**Saved entries**
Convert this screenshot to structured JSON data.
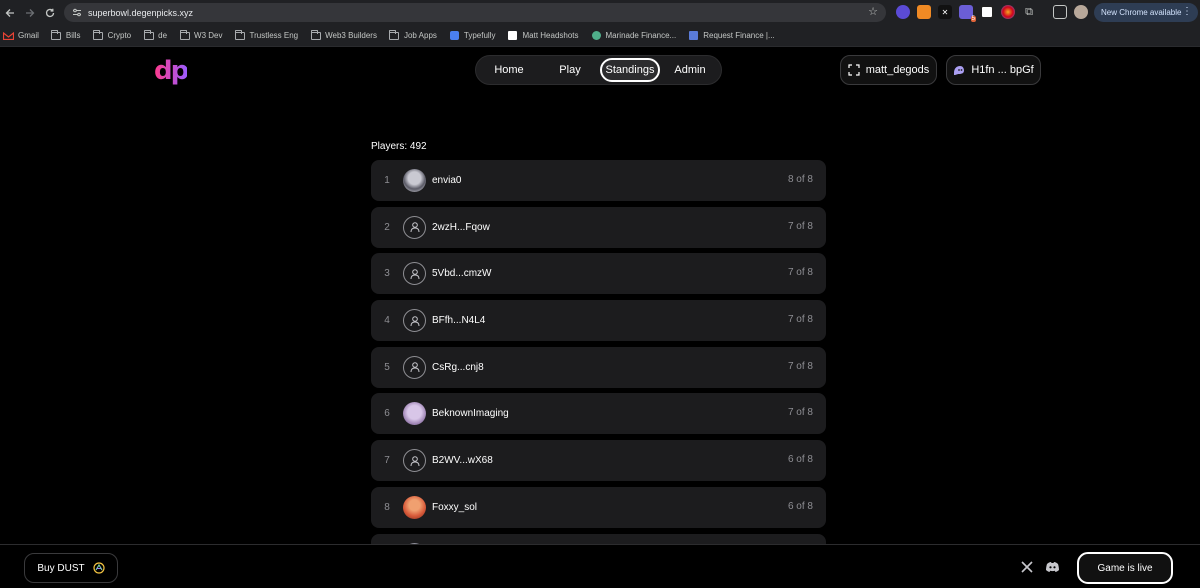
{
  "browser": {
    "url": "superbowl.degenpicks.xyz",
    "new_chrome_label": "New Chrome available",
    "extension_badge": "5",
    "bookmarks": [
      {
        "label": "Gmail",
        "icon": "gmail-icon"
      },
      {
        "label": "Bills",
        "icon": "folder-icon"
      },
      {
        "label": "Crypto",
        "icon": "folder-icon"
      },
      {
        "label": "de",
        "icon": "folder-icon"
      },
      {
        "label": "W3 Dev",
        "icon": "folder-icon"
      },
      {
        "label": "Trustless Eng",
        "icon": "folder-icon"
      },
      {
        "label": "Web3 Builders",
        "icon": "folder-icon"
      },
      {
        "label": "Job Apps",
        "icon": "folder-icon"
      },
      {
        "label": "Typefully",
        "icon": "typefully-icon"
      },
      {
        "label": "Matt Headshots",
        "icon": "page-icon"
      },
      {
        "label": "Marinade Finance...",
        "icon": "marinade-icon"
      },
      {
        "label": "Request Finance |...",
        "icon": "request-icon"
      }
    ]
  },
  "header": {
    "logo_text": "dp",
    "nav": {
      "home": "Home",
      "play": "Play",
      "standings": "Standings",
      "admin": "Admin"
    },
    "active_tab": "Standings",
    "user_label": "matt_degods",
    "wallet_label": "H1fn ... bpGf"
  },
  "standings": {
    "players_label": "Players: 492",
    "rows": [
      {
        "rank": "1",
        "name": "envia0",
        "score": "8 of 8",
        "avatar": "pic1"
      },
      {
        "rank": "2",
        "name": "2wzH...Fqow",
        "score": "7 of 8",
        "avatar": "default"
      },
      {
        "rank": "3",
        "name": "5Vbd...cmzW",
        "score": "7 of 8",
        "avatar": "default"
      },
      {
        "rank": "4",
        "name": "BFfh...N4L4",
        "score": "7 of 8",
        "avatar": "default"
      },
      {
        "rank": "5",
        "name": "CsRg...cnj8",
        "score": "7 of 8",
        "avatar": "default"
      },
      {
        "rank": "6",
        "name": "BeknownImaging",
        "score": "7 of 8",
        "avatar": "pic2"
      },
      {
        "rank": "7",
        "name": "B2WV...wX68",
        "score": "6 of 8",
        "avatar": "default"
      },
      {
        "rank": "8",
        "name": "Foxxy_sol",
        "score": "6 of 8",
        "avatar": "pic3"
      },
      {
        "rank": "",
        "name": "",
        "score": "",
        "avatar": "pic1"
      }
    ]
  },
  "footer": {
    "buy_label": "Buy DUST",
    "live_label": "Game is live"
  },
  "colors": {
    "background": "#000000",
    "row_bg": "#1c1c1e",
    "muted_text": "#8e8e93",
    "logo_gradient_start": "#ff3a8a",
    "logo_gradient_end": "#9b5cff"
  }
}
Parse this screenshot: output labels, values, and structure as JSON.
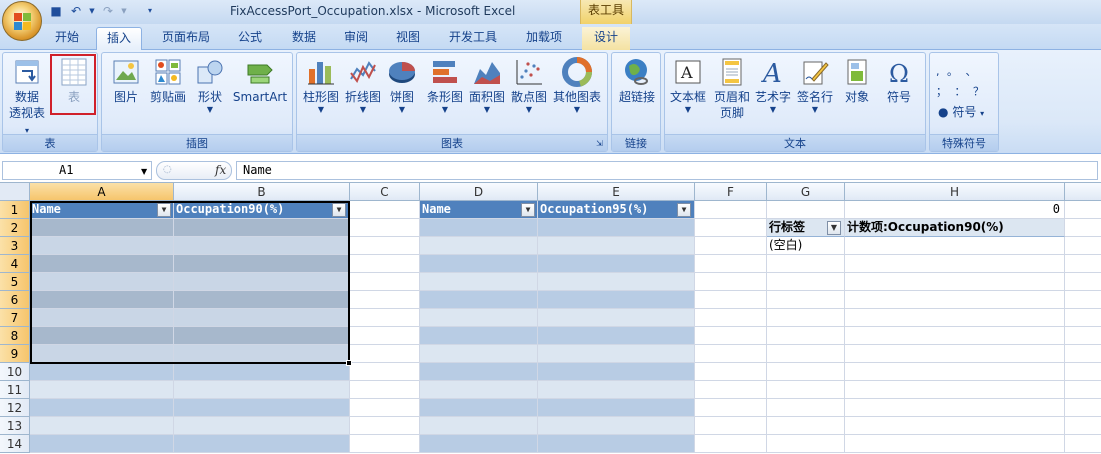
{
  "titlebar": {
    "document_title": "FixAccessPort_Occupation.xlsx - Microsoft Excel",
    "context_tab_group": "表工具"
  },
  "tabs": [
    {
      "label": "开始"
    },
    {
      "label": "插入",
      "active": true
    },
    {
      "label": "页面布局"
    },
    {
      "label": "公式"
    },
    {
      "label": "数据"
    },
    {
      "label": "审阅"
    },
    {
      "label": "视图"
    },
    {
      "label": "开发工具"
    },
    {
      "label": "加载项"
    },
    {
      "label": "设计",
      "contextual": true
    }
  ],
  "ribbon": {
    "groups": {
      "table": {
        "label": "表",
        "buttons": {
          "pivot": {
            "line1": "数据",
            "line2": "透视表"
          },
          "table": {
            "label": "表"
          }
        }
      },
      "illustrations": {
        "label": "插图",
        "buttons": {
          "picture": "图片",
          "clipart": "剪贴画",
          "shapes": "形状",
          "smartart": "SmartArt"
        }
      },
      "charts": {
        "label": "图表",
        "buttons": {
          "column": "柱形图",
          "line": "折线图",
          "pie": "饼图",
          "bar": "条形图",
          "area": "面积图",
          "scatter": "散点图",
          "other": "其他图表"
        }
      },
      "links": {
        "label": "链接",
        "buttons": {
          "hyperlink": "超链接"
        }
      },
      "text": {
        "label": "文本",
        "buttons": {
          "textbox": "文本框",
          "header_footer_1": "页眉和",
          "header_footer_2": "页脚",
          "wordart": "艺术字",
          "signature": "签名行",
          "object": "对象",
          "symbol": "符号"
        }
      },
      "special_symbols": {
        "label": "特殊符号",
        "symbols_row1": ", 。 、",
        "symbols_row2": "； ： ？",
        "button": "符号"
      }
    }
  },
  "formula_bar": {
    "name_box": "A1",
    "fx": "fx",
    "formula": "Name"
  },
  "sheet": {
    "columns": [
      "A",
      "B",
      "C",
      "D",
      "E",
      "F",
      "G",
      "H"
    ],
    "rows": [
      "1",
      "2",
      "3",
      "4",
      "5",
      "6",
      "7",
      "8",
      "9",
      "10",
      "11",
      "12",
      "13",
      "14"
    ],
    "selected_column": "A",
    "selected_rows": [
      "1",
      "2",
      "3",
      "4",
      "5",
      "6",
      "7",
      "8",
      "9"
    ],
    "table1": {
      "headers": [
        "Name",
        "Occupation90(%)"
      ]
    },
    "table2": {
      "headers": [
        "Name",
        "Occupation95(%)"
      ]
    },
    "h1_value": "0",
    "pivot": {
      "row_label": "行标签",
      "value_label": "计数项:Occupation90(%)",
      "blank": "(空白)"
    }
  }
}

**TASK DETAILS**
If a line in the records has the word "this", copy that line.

**WRITTEN ANSWER**
Convert this screenshot to structured JSON data.
Parse this screenshot: output labels, values, and structure as JSON.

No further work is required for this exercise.